• PROBLEM DETAILS: Your response should be every line from the entries that includes the string "title".

++++ WORKING DATA

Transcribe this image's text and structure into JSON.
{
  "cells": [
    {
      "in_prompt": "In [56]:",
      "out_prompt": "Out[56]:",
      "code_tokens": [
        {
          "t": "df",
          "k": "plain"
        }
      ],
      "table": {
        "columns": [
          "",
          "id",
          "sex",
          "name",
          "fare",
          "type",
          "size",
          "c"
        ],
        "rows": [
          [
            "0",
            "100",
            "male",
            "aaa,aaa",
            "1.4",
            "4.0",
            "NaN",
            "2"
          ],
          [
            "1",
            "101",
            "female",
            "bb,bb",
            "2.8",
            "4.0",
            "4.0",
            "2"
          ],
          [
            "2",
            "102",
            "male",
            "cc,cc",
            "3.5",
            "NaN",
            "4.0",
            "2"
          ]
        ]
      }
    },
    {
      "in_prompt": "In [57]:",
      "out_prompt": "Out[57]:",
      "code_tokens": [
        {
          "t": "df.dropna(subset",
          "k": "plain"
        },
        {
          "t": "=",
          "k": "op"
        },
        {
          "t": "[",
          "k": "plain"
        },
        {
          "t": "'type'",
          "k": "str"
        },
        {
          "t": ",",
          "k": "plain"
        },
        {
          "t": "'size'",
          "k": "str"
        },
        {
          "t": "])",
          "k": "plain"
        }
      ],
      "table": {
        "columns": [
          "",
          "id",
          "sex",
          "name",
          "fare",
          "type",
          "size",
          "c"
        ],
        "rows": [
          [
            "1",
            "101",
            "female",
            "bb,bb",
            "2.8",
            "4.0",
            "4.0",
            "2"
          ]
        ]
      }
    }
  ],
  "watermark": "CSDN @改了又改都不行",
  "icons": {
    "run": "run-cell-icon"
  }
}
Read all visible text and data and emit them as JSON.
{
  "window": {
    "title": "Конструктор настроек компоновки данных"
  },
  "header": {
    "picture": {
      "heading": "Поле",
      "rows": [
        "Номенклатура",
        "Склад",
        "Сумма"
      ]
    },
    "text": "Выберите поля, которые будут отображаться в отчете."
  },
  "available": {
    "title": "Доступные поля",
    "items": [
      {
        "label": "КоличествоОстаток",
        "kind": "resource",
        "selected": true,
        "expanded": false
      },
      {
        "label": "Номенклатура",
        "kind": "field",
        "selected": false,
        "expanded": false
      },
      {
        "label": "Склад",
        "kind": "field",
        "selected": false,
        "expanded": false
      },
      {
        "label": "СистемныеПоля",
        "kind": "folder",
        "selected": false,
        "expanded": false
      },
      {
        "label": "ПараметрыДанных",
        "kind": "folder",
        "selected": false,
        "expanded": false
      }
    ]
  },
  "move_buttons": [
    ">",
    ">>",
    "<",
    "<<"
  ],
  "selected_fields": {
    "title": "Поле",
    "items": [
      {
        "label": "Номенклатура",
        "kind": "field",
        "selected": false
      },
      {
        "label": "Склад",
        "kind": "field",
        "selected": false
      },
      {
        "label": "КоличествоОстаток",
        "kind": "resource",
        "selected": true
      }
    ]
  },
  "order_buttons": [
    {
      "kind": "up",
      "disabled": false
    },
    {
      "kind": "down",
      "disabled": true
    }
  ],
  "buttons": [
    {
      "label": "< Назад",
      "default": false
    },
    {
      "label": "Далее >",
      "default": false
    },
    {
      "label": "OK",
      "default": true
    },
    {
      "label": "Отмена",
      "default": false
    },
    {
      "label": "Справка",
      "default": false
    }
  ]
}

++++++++

• RESULT:
    "title": "Конструктор настроек компоновки данных"
    "title": "Доступные поля",
    "title": "Поле",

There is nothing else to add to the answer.